The Scottish Government ruling, made under new legislation, stated that the giant leylandii hedge that shields the £3.5m property from other homes must be chopped down following complaints.
The home was acquired in 2010 by Goodwin and his now-estranged wife Joyce.
A group of neighbours claimed the wall of vegetation blocks out the light and prevents plants from growing in their own gardens. They took legal action under the new High Hedges (Scotland) Act 2013.
It gives councils the right to force homeowners to cut hedges which are more than 6ft 6in tall if they form a barrier to light. Councils have the power to enforce cutting-back orders if owners do not have the work carried out themselves.
Edinburgh City Council issued an enforcement notice ordering hedges at the property to be trimmed, but neighbours asked the Scottish Government planning directorate to issue a ruling on exactly which ones.
In a written ruling, Scottish Government planning reporter David Liddell said hedges along the western side of the property should be reduced.
He said: “I can appreciate why the appellants consider that the western hedge is too high.
“Their rear gardens are relatively shallow, made smaller still by conservatories or more substantial extensions.
“This makes them particularly sensitive to any tall boundary fences or hedges.
“In my view the hedge, noting the narrow depths of the rear gardens, presently has a dominant and somewhat oppressive effect when experienced from these gardens.
“Overall, however, I consider that the hedge, at its current height, adversely effects the enjoyment of numbers 5-13 which the occupants of those properties could reasonably expect to have.”
The high hedge notice states that the hedge will now have to be cut back to a maximum height of 14ft.
However, Mr Liddell ruled that three other hedges at the property did not constitute high hedges and refused the neighbours’ appeal to have them reduced.
Goodwin bought the home, in the Colinton area of the city, in June 2010 after his property in The Grange was targeted by vandals.
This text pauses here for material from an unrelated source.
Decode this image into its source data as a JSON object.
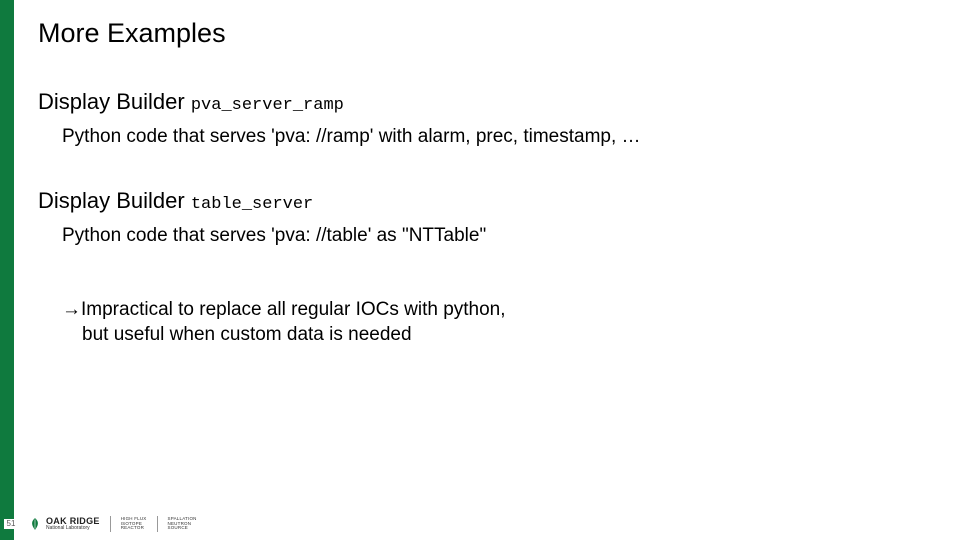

After he split from his wife Joyce, she remained at the new address and although recent efforts have been made to reduce the size of the hedge, neighbours still believed it was unacceptably high.
In a joint statement to the Scottish Government, the neighbours said: “We would wish to stress that the appearance of this hedge is both dominant and oppressive. These two rows are not only high and block light, but their combined growth, thickness of trunks and compact branches provide a real density such that in most areas allow no light to pass through.
“The hedge spills over the five-foot-high wooden fence bordering our properties. None of the owners has ever trimmed off the overhang.
“There are real feelings of dominance and oppression which have gradually built up over the years - due to lack of proper tree management.
“The gardens may not be large but they have always been the same size, the issue is that as the trees and hedge have become enlarged they have overpowered the gardens.”
The house, which was built for football legend Graeme Souness, has large entry gates and a state-of-the-art security system, as well as tall trees which provide shade. Inside, it boasts a tennis court, Japanese garden and a circular fountain in the driveway.
Goodwin became one of Scotland’s best-known figures after his career in banking took off in 2000.
He presided over the Royal Bank of Scotland’s rapid rise to global prominence with assets of £1.9 trillion.
However, he resigned in October 2008 before the bank revealed losses of £24.1 billion - the largest annual loss in UK corporate history.
His time in charge of the Royal Bank of Scotland left the taxpayer with a multi-billion-pound bail-out bill. He was nicknamed Fred the Shred for his abrasive management style.